They always say writers write the same story over and over. When you look at a lifetime of writing, it seems clear that most people have a deep core story they tell over and over. But that’s also the fun, trying to find the new way to say these same things. And if you ever felt like you truly said what it is you’re trying to say, you probably would stop writing. So you never quite can get it all down. So that’s the exciting part, and the aggravating part, that’s what keeps us going anyway.
Leslie Pietrzyk Recommends:
This stuffing recipe (scroll; so good it’s in the “about” section of my author website!). For Thanksgiving, sure, but also for dinner, as in a bowl of this stuffing and nothing else. I could eat this stuffing every day for a year.
Reading “Song of Myself” by Walt Whitman out loud while outside on a perfect June day. See if you can find a hammock. Pause to stare up into the shifting trees and/or clouds. Grab a piece of grass and chew on it. Close your eyes and be. Spending time outdoors with this masterwork of a poem created one of my most excellent, most memorable reading experiences.
Subscribing to something in real, live, actual print. I love paper magazines and newspapers, and a large percentage of anything I know that’s interesting came about because I turned a page to stumble upon an article about a topic/person/place I’d never have thought to look up or Google. For the 25 years I lived in DC, I subscribed to the paper Washington Post, and how I miss turning those pages vs. now, scrolling. At the moment, here are some of the publications meeting my paper fix: New York Times, Winston-Salem Journal(great obits!), The New Yorker, Wired, Vogue, Cook’s Illustrated, and a rotation of 4-5 literary journals, including Story and The Gettysburg Review.
Buying a membership in a museum… art museum, history museum, museum of insects, whatever. Support what you’re passionate about, and once you’ve forked out money for the membership, I bet you’ll go more often. Stare deeply, again and again, at that thing you love. Conversely, feel free to dash in for a quick glance at something before heading off to meet your friend for coffee. Let yourself believe you own all that beauty. Here’s “my” art to view any time I want!

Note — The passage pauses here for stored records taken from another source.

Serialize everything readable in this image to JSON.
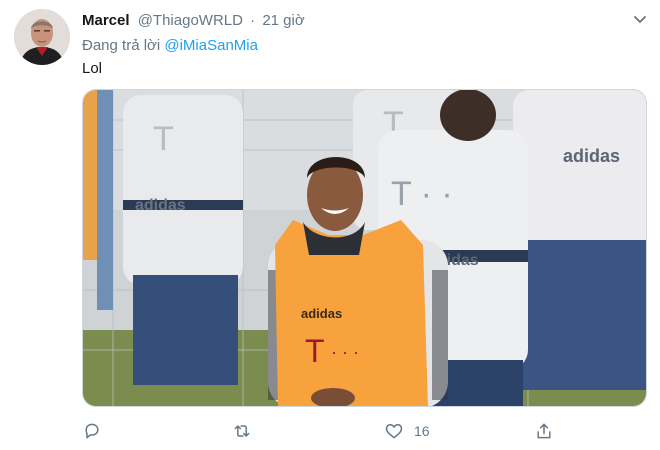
{
  "tweet": {
    "display_name": "Marcel",
    "handle": "@ThiagoWRLD",
    "separator": "·",
    "time": "21 giờ",
    "reply_prefix": "Đang trả lời",
    "reply_to": "@iMiaSanMia",
    "text": "Lol"
  },
  "media": {
    "bib_color": "#f7a23c",
    "shirt_brand": "adidas",
    "sponsor_mark": "T · · ·"
  },
  "actions": {
    "reply_icon": "reply-icon",
    "retweet_icon": "retweet-icon",
    "like_icon": "heart-icon",
    "like_count": "16",
    "share_icon": "share-icon"
  },
  "colors": {
    "link": "#1da1f2",
    "secondary_text": "#657786",
    "primary_text": "#14171a"
  }
}
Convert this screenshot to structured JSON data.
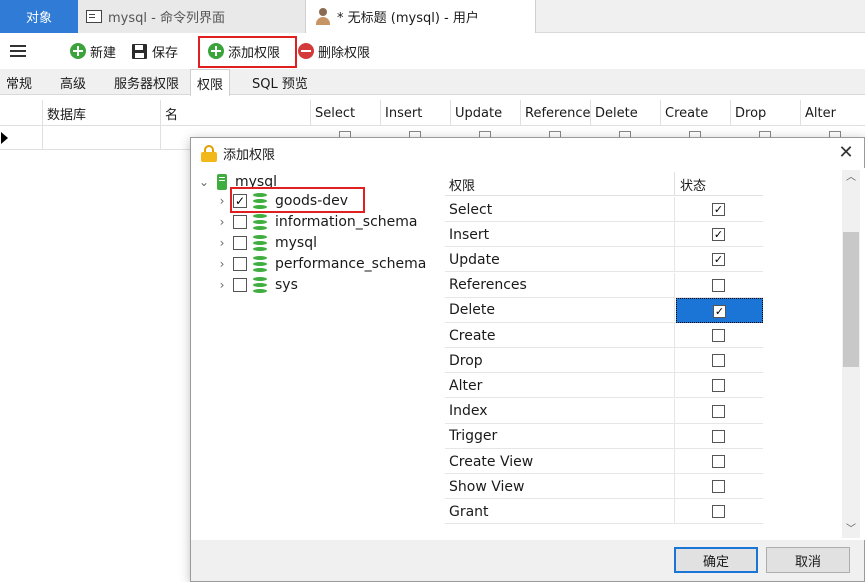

These notebooks aren’t cheap, but they make my words feel fancy and important. I write to prompts in their pages and consider the extra money well-spent because I rarely procrastinate with writing when I’ve got these pretty pages to fill.
This content originally appeared on The Creative Independent and was authored by Denise S. Robbins.